    I really like what Beth said--that she doesn't care for romance that strips out the romantic tension simply for the sake of being "Christian." Christians have all the same trappings of physical, spiritual and mental pulls in romance--only in our case, many times, they're even more "tense" because we also have moral boundaries. In many ways, I think that makes Christian romance all the more prepped for physical tension. :) That said, again, we need to be cognizant of our role as writers and, yes, that call we have of not being a stumbling block...

    So like I said, I don't have many answers...but there are enough awesome Christian romances out there to make me a firm believer in the possibility of writing realistic romance with all its nuances in a God-honoring way.

    And maybe that's the key as writers...paying attention to little niggles in our spirit when we might be pushing things too far just for the sake of spice OR when we might be backing away from what could be powerful tension for the sake of appeasing everyone. :)

    1. You make a great point, Melissa! I think the Holy Spirit is really the only definitive guidance we have on this grey area, and He may even call different writers to different things! It's such a tricky balance! Thanks for sharing your thoughts! :)

  3. Great post, Ashley. One thing I would like to see is fewer romances that END with a proposal. Meaning more romances such as Laura Frantz's Courting Morrow Little where the marriage is in the middle OR where the romance is within marriage. Because that's where the best romance occurs. Most of us are married, so should 90+% of marriages be about single people. Does romance end when we pass the altar? No way! But I realize the danger in this type of romance, too, is that it could cause discontent for single people who may never be called to marry. I think we need to look to the Holy Spirit's discernment and I'm thankful for romance writers like you who are looking to glorify God in all ways.

    1. Julia, what a beautifully-written post! I completely agree and think you bring out a very interesting point... what about romance WITHIN marriage? Why does the interest end at the proposal? I think this tendency may play into what's selling well in popular movies, but would a married audience be interested in a romance a little closer to home? Thanks for sharing!

  4. Though you posed your question to authors, I respond as a reader, as a survivor of thirty years of marriage to the same man, and as one who has seen way too many "romances" (especially among believers) tragically cast aside when the going got tough. I would love to see more novels about couples doing life. The real and the gritty. Anger, sorrow, laughter. Reconciliation. Glimpses of redemption. Clinging to the Lord for healing...and His true power and true word wielding the power that saves marriages. I have lived it and it is so hard...and so amazing!

    Those who are unmarried, newly married, or in the middle of a messy, difficult marriage need some pictures of what it looks like to battle through real life...mistakes and all...yet somehow, one day choosing to see if God is who He says He is. To test His word and His promises. To lay down any imagined "right" to be happy for the sake of God's full redemption (healing) of their spouse and for the sake of their children.
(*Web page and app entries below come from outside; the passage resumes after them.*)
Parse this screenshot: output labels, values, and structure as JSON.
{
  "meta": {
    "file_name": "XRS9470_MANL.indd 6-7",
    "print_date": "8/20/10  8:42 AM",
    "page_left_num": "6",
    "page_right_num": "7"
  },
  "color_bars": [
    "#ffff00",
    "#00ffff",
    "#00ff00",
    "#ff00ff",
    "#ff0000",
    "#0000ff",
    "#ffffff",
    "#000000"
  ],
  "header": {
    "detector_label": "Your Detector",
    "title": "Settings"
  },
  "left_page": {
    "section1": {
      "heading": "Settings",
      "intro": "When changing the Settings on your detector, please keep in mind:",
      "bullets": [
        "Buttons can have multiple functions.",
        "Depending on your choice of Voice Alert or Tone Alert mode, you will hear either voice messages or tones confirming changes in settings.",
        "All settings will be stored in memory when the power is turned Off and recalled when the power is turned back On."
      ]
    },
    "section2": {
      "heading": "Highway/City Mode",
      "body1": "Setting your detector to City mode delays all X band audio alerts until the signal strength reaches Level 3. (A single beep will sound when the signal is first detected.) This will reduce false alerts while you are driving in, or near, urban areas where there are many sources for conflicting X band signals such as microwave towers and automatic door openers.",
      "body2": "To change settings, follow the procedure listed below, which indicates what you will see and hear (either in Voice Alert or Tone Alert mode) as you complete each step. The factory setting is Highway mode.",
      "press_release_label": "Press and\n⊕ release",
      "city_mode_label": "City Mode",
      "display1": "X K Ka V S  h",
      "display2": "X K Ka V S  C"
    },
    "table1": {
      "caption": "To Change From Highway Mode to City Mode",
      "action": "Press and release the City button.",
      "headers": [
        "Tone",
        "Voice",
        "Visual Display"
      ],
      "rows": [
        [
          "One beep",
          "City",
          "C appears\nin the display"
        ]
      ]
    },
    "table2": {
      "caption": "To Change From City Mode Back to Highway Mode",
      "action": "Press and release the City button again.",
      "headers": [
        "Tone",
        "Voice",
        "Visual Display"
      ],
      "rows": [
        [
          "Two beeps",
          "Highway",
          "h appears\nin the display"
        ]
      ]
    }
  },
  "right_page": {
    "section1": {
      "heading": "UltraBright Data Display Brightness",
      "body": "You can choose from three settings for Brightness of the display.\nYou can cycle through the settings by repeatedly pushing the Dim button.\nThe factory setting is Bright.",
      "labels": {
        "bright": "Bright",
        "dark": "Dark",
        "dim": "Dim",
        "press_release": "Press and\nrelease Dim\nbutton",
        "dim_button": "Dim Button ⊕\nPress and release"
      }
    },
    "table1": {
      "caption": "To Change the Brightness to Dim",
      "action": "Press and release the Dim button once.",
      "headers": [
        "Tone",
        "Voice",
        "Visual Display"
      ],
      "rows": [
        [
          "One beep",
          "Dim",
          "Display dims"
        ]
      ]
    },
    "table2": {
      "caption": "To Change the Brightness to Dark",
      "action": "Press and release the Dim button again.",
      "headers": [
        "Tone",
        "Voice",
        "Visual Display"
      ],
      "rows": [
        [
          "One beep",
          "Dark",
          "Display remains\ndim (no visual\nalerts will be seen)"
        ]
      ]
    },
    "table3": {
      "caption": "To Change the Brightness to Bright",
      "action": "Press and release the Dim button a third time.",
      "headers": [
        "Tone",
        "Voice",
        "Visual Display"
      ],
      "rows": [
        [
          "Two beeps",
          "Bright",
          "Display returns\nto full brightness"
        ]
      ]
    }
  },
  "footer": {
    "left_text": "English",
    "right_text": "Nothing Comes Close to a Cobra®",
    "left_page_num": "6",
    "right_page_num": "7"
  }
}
How do we ever look our children in the eye and tell them that God is big, God is good, God is trustworthy when we so often just cut and run when it seems unbearable. (I'm not talking abusive situations, of course!) "Unbearable" can be where we may finally surrender so He can be glorified in our impossible situation. (This is the rough outline of my life story.)

    Romance is so much more about "I choose this day Whom I will serve" than about momentary happiness or tingly body parts. I did give up (for a long while) reading romance because it made me very discontent with my marriage and my man. It would be wonderful to read stories that inspired digging in deep and trusting the Lord through the incredible opportunity we have to be more "conformed to the image of Christ" called marriage. The Divine Romance was all about sacrifice, the laying down of a life. This is what living a romance will look like. There is a place and a deep purpose for these kinds of stories...Perhaps I should write mine one day.